As director of project strategy and implementation for LePatner & Associates LLP, a law firm that serves as construction adviser to healthcare facility owners and design professionals, I’ve worked on many healthcare construction projects, assembling project teams and directing and coordinating their work from the outset of planning to completion of construction.

So I’ve become very familiar with the problems that commonly plague construction projects and the best ways to mitigate them.

As healthcare organizations build, it’s important that they not fall into the traps that, for decades, have marked how the construction industry does business. We see several prevalent problems in the construction industry: unwarranted cost overruns and project delays, projects using standard form agreements, and so-called “fast-track” projects that incorporate a “guaranteed maximum price.”

In the best of times, the construction industry wasted upwards of $100 billion each year—more than 10 percent of the $1 trillion construction industry—by engaging in these practices. And, today, following the recession, little to nothing has been done to curb these problems.  

To properly manage costs and to properly protect their interests, healthcare organizations must proactively address these issues. Owners can protect themselves from cost overruns and missed deadlines; they just need to know and understand these four facts of the construction industry.

Fact #1:  “Fast-track” projects rarely deliver what they promise. Because they require construction to begin before the overall design is fully complete and coordinated, fast-track projects often experience delays waiting for final design information after construction has started, the impacts of which can add 20-30 percent or more to the base contract’s price.

Fact #2: Similarly, guaranteed maximum price (GMP) contracts are generally a ploy to win bids, not to save owners money. In fact, many owners soon discover that the “M” stands for “minimum,” not “maximum.” Since every GMP is based on incomplete and prematurely issued design documents, it inevitably contains exclusions and fails to address critical issues such as concealed conditions and MEP coordination, all of which is resolved during the contractor submittal process or in the field. This is a recipe for extensive cost increases and delays.

Fact #3: Time after time, we’ve found that standard form agreements do not adequately protect owners’ interests. Even when augmented with riders prepared by counsel, these agreements often still fail to protect owners from the impacts of incomplete designs, fast-track schedules, cost overruns, delays, and other extended costs of resolving claims during and after a project. Instead, owners should insist on complete and coordinated construction documents for bidding, and use what we call “true fixed-price” contracts tailored to the specifics of a project.
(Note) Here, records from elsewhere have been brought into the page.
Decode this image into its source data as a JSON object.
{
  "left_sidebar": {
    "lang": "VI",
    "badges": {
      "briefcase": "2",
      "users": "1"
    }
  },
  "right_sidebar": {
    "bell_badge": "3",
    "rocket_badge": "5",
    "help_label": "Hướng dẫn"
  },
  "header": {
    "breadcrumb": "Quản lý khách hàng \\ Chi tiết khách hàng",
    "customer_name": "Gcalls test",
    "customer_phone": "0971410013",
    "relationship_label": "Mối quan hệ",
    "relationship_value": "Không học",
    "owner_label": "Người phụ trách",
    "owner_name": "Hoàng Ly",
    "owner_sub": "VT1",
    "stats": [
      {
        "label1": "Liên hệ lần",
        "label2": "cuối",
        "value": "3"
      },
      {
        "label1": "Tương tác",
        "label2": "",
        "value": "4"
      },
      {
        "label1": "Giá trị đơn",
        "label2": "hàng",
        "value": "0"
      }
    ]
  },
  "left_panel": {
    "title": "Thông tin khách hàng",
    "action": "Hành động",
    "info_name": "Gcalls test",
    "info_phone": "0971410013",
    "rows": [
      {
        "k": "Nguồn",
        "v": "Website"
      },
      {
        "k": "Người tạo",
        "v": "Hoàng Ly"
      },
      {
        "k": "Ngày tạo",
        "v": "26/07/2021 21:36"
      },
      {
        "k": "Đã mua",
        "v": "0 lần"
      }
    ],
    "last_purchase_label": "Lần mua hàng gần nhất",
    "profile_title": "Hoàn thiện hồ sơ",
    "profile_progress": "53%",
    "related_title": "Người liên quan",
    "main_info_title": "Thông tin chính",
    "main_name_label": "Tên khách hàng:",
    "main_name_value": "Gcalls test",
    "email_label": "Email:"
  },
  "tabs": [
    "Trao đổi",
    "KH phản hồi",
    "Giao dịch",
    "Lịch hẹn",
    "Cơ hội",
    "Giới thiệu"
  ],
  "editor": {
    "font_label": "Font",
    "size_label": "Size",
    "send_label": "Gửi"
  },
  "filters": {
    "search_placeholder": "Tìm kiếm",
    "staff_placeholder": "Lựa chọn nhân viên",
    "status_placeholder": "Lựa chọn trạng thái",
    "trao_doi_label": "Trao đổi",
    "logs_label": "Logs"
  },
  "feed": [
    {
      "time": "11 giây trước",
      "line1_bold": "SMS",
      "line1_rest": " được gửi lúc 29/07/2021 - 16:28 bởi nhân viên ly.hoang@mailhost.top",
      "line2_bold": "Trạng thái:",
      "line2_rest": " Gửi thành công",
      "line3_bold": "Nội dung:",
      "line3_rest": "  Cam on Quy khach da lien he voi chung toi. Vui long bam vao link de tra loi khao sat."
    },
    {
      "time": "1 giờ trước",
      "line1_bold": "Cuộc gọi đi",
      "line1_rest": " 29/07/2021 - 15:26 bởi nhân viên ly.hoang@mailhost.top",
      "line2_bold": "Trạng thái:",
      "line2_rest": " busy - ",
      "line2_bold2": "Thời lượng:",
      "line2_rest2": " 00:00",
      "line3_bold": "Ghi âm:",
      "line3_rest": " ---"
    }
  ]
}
Fact #4: Today, owners can learn with increased accuracy whether a design will meet their budget and should no longer rely on a construction manager’s pre-GMP estimates, which are notoriously rosy. Owners should consider hiring independent cost estimators with a deep understanding of constructability, design, and market prices to provide accurate pricing throughout the design phase and before soliciting contractor bids.

To read more from C. Bradley Cronk, see “How To Keep Healthcare Construction Costs In Check.”